Even though there is a great romance, I think the best part of the novels, including this one, is the importance of friendship. The progression of Angela and Jenny’s friendship is just wonderful to see. I also love how Angela always focuses on her career and ambitions too.
Just Listen by Sarah Dessen
I have read this way too many times (if that’s possible) and it’s still one of those books I look back on with such fondness. Dessen goes above and beyond with her plots and this one is no exception. Even though it’s not explicitly mentioned, there are dark topics in this novel, which some people might find difficult to read.
Annabel used to be one of the cool girls in school, with a modelling contract and a group of good friends. That is until one summer changes that forever.
When she returns to school, everyone hates her but she befriends Owen who slowly helps her through her troubles with a collection of his favourite music. I love the dynamic between Annabel and Owen, especially how different they are but also how good they are for each other too.
Of Mice and Men by John Steinbeck
I first read this in school and I think I was one of the few people who actually enjoyed reading it. I really like the kindness that exists in George and Lennie’s friendship. They don’t care about their differences and they don’t discriminate against each other.
Lennie is different from most people. He appears to be child-like and doesn’t understand the world around him. They begin work on a farm with the hope of a bright future ahead of them.
This book tackles a lot of issues, including racism. Even though the ending is heartbreaking, it is one of my favourite classics as it’s just a lovely story.
Read more about my favourite classics here.

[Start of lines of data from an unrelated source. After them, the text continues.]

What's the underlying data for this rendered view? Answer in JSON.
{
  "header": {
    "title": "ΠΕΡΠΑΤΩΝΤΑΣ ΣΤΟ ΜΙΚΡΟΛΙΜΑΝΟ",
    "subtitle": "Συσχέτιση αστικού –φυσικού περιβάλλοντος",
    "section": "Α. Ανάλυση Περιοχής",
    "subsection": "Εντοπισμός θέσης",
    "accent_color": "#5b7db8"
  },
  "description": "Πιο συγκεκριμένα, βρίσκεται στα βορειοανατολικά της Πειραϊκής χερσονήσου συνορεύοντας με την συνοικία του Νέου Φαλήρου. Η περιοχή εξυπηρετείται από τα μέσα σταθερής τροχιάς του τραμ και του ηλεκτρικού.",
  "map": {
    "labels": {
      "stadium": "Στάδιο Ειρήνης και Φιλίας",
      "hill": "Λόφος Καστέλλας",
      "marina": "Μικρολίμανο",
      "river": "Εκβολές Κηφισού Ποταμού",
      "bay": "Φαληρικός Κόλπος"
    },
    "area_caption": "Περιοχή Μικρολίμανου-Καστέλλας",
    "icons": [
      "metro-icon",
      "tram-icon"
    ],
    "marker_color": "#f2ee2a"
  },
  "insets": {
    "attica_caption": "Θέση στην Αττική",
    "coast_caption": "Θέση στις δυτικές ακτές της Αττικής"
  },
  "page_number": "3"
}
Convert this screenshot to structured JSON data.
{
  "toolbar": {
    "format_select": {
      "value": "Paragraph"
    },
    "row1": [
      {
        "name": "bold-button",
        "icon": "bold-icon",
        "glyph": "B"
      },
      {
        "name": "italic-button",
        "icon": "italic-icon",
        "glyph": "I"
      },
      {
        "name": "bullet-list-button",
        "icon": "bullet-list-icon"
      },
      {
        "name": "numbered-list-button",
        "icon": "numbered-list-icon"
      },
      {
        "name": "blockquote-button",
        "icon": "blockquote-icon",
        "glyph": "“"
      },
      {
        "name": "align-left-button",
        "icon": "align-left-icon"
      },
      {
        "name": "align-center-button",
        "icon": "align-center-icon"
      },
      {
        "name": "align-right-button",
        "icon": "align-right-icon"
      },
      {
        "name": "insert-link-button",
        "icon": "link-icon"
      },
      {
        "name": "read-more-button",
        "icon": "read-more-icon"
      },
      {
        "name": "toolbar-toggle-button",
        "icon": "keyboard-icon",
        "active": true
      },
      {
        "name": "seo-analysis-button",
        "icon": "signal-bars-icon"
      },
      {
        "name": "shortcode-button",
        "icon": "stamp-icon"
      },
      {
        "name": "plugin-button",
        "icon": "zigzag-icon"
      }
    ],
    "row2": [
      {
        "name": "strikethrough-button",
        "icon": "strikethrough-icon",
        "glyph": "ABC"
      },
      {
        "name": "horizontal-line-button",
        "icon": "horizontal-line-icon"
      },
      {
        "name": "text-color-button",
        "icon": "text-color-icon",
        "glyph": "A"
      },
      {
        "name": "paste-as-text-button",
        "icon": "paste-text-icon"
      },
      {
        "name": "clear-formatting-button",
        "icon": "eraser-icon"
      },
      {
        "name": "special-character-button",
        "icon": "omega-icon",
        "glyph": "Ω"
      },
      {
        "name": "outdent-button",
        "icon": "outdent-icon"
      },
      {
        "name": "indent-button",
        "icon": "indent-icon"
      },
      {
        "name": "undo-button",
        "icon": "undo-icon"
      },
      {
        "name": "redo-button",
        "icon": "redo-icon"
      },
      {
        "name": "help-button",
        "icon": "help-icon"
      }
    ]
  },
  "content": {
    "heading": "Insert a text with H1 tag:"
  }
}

What book would you like to read for the first time again? Let me know by commenting below. Follow me on Twitter and Instagram too – @bookwormgirl_24